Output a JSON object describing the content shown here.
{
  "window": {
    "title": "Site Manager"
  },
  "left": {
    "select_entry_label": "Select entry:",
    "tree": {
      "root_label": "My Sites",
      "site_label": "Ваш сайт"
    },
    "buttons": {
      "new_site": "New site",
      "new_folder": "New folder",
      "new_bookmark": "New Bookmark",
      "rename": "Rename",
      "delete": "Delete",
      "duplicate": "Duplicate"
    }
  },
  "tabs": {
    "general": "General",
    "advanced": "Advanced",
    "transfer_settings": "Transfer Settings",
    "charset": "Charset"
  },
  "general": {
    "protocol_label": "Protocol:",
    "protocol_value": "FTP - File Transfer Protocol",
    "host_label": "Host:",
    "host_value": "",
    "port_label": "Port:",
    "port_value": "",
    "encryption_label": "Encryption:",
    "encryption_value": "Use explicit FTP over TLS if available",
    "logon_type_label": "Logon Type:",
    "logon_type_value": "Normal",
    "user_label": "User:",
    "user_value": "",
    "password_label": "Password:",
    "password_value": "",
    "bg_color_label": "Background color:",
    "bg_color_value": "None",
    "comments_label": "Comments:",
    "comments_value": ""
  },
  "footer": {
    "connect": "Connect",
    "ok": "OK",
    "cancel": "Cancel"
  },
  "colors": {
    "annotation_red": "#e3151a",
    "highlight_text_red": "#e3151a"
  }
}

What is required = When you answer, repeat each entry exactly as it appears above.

Exercise solution =
Output a JSON object describing the content shown here.
{
  "window": {
    "title": "Site Manager"
  },
  "left": {
    "select_entry_label": "Select entry:",
    "tree": {
      "root_label": "My Sites",
      "site_label": "Ваш сайт"
    },
    "buttons": {
      "new_site": "New site",
      "new_folder": "New folder",
      "new_bookmark": "New Bookmark",
      "rename": "Rename",
      "delete": "Delete",
      "duplicate": "Duplicate"
    }
  },
  "tabs": {
    "general": "General",
    "advanced": "Advanced",
    "transfer_settings": "Transfer Settings",
    "charset": "Charset"
  },
  "general": {
    "protocol_label": "Protocol:",
    "protocol_value": "FTP - File Transfer Protocol",
    "host_label": "Host:",
    "host_value": "",
    "port_label": "Port:",
    "port_value": "",
    "encryption_label": "Encryption:",
    "encryption_value": "Use explicit FTP over TLS if available",
    "logon_type_label": "Logon Type:",
    "logon_type_value": "Normal",
    "user_label": "User:",
    "user_value": "",
    "password_label": "Password:",
    "password_value": "",
    "bg_color_label": "Background color:",
    "bg_color_value": "None",
    "comments_label": "Comments:",
    "comments_value": ""
  },
  "footer": {
    "connect": "Connect",
    "ok": "OK",
    "cancel": "Cancel"
  },
  "colors": {
    "annotation_red": "#e3151a",
    "highlight_text_red": "#e3151a"
  }
}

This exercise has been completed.